- Objective: to prevent parking of the money outside India and to trace out the layering and the trail of money.
- As per the Act, the ED got its power to investigate under Sections 48 (authorities under act) and 49 (appointment and powers of authorities and other officers).
- If money has been laundered abroad, the PMLA court (constituted as per the Act) has the right to send a letter of rogatory under Section 105 (reciprocal arrangements regarding processes) of the Code of Criminal Procedure.
- The said government can then share the documents and evidence needed by the agency.
- The preventive part is to create a deterrent and fear in the minds of people.
At what stage does the ED step in when a crime is committed?
- Whenever any offence is registered by a local police station, which has generated proceeds of crime over and above ₹1 crore, the investigating police officer forwards the details to the ED.
- If the offence comes under the knowledge of the Central agency, they can then call for the First Information Report (FIR) or the charge sheet if it has been filed directly by police officials.
- It is done to find out if any laundering has taken place.
- Difference between the probe of local police and ED officers
- If a stolen amount is used after four years to purchase some properties, then the ill-gotten money is brought back into the market; or if the money is given to someone else to buy properties in different parts of the country, then there is ‘laundering’ of money and the ED will need to step in and look into the layering and attachment of properties to recover the money.
- If jewellery costing ₹1 crore is stolen, police officers will investigate the theft.
- The ED, however, will attach assets of the accused to recover the amount of ₹1 crore.
Other roles and functions of the ED
- The ED carries out search (property) and seizure (money/documents) after deciding that the money has been laundered, under Section 16 (power of survey) and Section 17 (search and seizure) of the PMLA.
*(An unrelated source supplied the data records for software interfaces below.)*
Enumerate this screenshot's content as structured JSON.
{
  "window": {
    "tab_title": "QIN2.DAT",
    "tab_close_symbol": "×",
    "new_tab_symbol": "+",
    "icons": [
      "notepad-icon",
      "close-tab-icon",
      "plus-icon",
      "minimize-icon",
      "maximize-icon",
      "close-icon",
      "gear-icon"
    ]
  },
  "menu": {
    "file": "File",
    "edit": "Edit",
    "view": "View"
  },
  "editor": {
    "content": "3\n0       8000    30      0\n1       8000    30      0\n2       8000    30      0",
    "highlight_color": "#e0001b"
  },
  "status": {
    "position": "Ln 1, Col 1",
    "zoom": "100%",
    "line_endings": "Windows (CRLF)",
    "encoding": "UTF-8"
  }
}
- On that basis, the authorities will decide if arrest is needed as per Section 19 (power of arrest).
- Section 50: ED can also directly carry out search and seizure without calling the person for questioning.
- It is not necessary to summon the person first and then start with the search and seizure.
- If the person is arrested, the ED gets 60 days to file the prosecution complaint (charge-sheet) as the punishment under PMLA doesn't go beyond seven years.
- If no one is arrested and only the property is attached, then the prosecution complaint along with attachment order is to be submitted before the adjudicating authority within 60 days.
The PMLA being relatively new, can the ED investigate cases of money laundering retrospectively?
- If an ill-gotten property is acquired before the year 2005 (when the law was brought in) and disposed of, then there is no case under PMLA.
- But if proceeds of the crime were possessed before 2005, kept in cold storage, and used after 2005 by buying properties, then the person is liable to be prosecuted under PMLA.
- Section 3: a person shall be guilty of the offence of money-laundering if such person is found to have directly or indirectly attempted to indulge or knowingly assist a party involved in one or more of the following activities — concealment; possession; acquisition; use; or projecting as untainted property, or claiming as untainted property in any manner.
Exam take away
Prelims take away
- Enforcement Directorate
- Foreign Exchange Regulation Act (FERA).
Mains take away
Q. What are the most common avenues for money laundering in India? Enumerate the measures taken by the government to plug in the legal loopholes to address the problem of money laundering.